Going forward, processed foods, with both low and high levels of secondary processing, offers significant potential for non-farm jobs and growth in income due to its spiral effect in rural areas. 

These patterns are consistent with the growth of more nutrient and unprocessed horticulture products. Similarly, the demand for livestock products showed a higher level of growth. 

It is clear that agriculture needed diversification and suitable policies are needed to connect farmers with markets so that they are protected from the very high volatility of their produce, especially observed in case of fruits and vegetables.

Stimulating growth in food processing

To cater to a growing demand for processed food, the number of food processing units and investment therein has been increasing.  In 2017-18, there were 40,160 registered food processing units, out of which 34,562 were operational. We do find an increase in the rate of growth in labour productivity as well as capital deepening in the organised food industry.

But, underlying these trends is a rapid decline in labour intensity (labour/capital) and capital productivity (output/capital). A negative rate of growth in capital productivity signifies a lower capacity utilisation in this segment of manufacturing. It is important to identify the constraints that the industry faces.
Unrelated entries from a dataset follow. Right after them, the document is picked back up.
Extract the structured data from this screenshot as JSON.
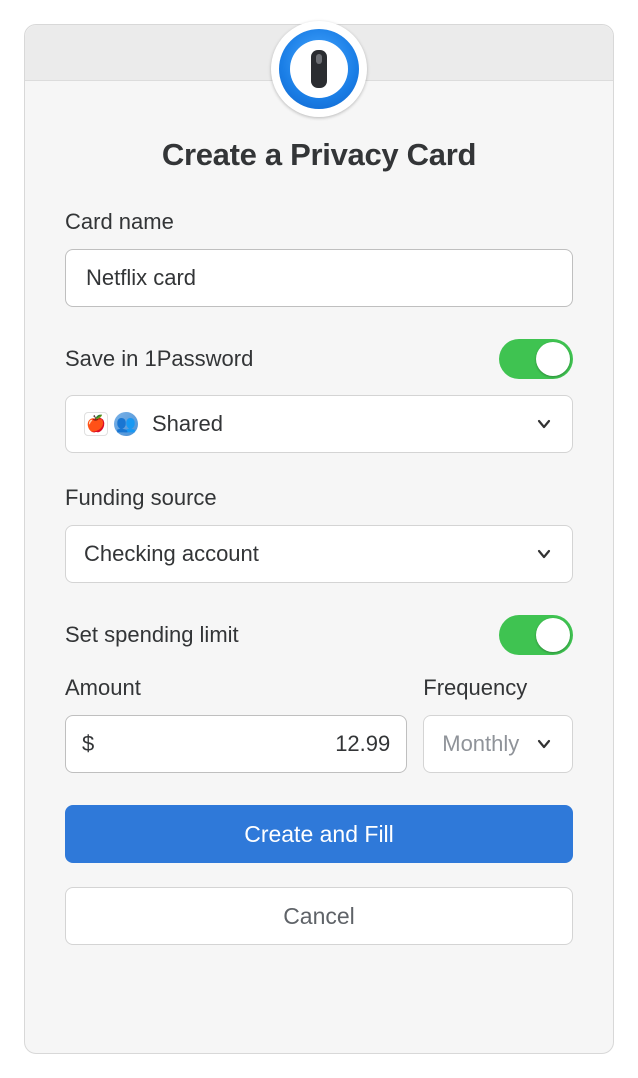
{
  "title": "Create a Privacy Card",
  "cardName": {
    "label": "Card name",
    "value": "Netflix card"
  },
  "saveIn1Password": {
    "label": "Save in 1Password",
    "enabled": true,
    "vault": "Shared"
  },
  "fundingSource": {
    "label": "Funding source",
    "value": "Checking account"
  },
  "spendingLimit": {
    "label": "Set spending limit",
    "enabled": true,
    "amount": {
      "label": "Amount",
      "currency": "$",
      "value": "12.99"
    },
    "frequency": {
      "label": "Frequency",
      "value": "Monthly"
    }
  },
  "buttons": {
    "primary": "Create and Fill",
    "secondary": "Cancel"
  }
}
The reasons for the higher prices of processed food products in comparison to other countries also need to be understood and addressed. 

In 2014-15, National Bank for Agriculture and Rural Development (NABARD) created a fund of Rs 2,000 crore for credit to the food processing sector but a condition was imposed that credit will only be made available for units in the mega food parks, other notified food parks and agro-processing clusters, etc. As of March 2020, NABARD had sanctioned a term loan of Rs. 490.69 crore to 12 mega food park projects and Rs. 44.71 crore to four individual processing units in the food parks. Clearly, the progress has been slower than expected.
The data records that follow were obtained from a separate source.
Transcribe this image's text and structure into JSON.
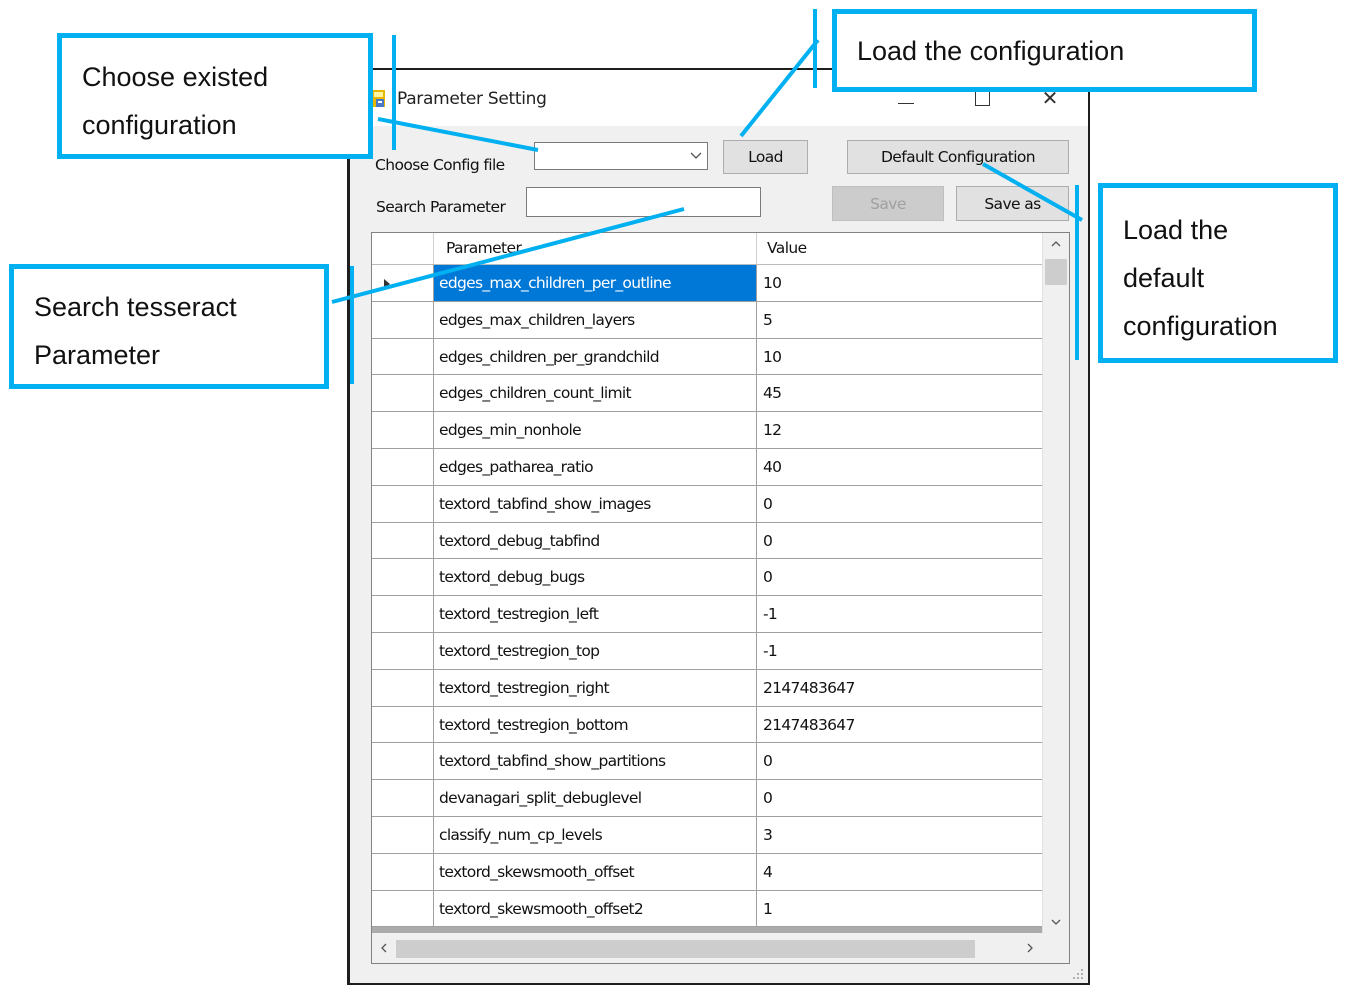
{
  "window": {
    "title": "Parameter Setting",
    "controls": {
      "minimize": "minimize",
      "maximize": "maximize",
      "close": "✕"
    }
  },
  "toolbar": {
    "config_label": "Choose Config file",
    "config_value": "",
    "search_label": "Search Parameter",
    "search_value": "",
    "load_label": "Load",
    "default_label": "Default Configuration",
    "save_label": "Save",
    "save_enabled": false,
    "saveas_label": "Save as"
  },
  "grid": {
    "columns": [
      "Parameter",
      "Value"
    ],
    "selected_row": 0,
    "rows": [
      {
        "parameter": "edges_max_children_per_outline",
        "value": "10"
      },
      {
        "parameter": "edges_max_children_layers",
        "value": "5"
      },
      {
        "parameter": "edges_children_per_grandchild",
        "value": "10"
      },
      {
        "parameter": "edges_children_count_limit",
        "value": "45"
      },
      {
        "parameter": "edges_min_nonhole",
        "value": "12"
      },
      {
        "parameter": "edges_patharea_ratio",
        "value": "40"
      },
      {
        "parameter": "textord_tabfind_show_images",
        "value": "0"
      },
      {
        "parameter": "textord_debug_tabfind",
        "value": "0"
      },
      {
        "parameter": "textord_debug_bugs",
        "value": "0"
      },
      {
        "parameter": "textord_testregion_left",
        "value": "-1"
      },
      {
        "parameter": "textord_testregion_top",
        "value": "-1"
      },
      {
        "parameter": "textord_testregion_right",
        "value": "2147483647"
      },
      {
        "parameter": "textord_testregion_bottom",
        "value": "2147483647"
      },
      {
        "parameter": "textord_tabfind_show_partitions",
        "value": "0"
      },
      {
        "parameter": "devanagari_split_debuglevel",
        "value": "0"
      },
      {
        "parameter": "classify_num_cp_levels",
        "value": "3"
      },
      {
        "parameter": "textord_skewsmooth_offset",
        "value": "4"
      },
      {
        "parameter": "textord_skewsmooth_offset2",
        "value": "1"
      }
    ]
  },
  "callouts": {
    "choose": [
      "Choose existed",
      "configuration"
    ],
    "load": [
      "Load the configuration"
    ],
    "search": [
      "Search tesseract",
      "Parameter"
    ],
    "default": [
      "Load the",
      "default",
      "configuration"
    ]
  },
  "colors": {
    "accent": "#00b0f0",
    "selection": "#0078d7"
  },
  "icons": {
    "app": "app-icon",
    "dropdown": "chevron-down-icon",
    "scroll_up": "chevron-up-icon",
    "scroll_down": "chevron-down-icon",
    "scroll_left": "chevron-left-icon",
    "scroll_right": "chevron-right-icon",
    "row_indicator": "triangle-right-icon"
  }
}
Also read: How Much of India’s Agricultural Produce Is Wasted Annually?

It seems that despite an increasing market for processed food, the investors do not see mega food parks and processing clusters as attractive enough. It could be due to much larger investments required to be made in setting up units in mega food parks vis-a-vis the current returns. The difficulty in procuring raw material directly from farmers as laid down in the guidelines of mega food parks could also be a reason.

The slowing down of the economy from 2018-19 onwards and the loss of employment as a result of the COVID-19 lockdown may also have an impact on the food processing sector. 
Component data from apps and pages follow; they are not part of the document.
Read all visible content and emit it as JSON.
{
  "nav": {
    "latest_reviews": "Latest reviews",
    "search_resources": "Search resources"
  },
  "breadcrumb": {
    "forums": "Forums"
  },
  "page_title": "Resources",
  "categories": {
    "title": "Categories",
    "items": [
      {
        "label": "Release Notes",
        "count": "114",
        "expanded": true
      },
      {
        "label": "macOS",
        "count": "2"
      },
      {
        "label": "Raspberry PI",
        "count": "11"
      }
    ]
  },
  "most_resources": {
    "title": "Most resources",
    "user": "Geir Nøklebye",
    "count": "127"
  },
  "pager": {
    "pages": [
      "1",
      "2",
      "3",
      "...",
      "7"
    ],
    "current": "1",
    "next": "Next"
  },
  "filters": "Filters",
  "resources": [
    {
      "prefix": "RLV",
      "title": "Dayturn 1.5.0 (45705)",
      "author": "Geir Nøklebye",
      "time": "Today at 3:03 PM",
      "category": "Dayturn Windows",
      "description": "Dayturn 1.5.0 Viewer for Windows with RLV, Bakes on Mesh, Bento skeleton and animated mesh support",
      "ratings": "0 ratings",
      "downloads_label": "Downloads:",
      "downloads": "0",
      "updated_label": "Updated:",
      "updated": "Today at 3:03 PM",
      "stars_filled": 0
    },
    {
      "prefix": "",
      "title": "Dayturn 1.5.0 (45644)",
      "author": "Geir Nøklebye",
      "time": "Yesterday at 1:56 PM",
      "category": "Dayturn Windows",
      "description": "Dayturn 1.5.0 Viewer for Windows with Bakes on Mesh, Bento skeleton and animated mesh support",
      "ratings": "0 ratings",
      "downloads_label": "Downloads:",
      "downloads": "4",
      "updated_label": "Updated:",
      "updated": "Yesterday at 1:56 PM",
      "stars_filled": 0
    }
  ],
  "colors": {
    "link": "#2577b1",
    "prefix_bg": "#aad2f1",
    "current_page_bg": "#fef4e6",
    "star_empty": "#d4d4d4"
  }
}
The unorganised food processing enterprises, though increasing in number, lack adequate technology and finance to raise their productivity levels. Their market is limited to a small geographical area.

In November 2020, the government announced a production-linked incentive (PLI) scheme for 10 key sectors. For the food processing sector, an outlay of Rs 10,900 crore has been proposed over the next five years. If demand is restored, the food processing sector may find it attractive to invest in the sector.

It is expected that if the government’s initiative in controlling the spread of COVID-19 and effectively vaccinating people succeeds, economic growth will bounce back. Food processing will surely be a beneficiary from the return of growth to positive territory.

Seema Bathla is a professor at the Centre for the Study of Regional Development, Jawaharlal Nehru University. Siraj Hussain, former Union Secretary of the Ministry of Food Processing Industries, is currently a visiting senior fellow at Indian Council for Research on International Economic Relations (ICRIER), New Delhi.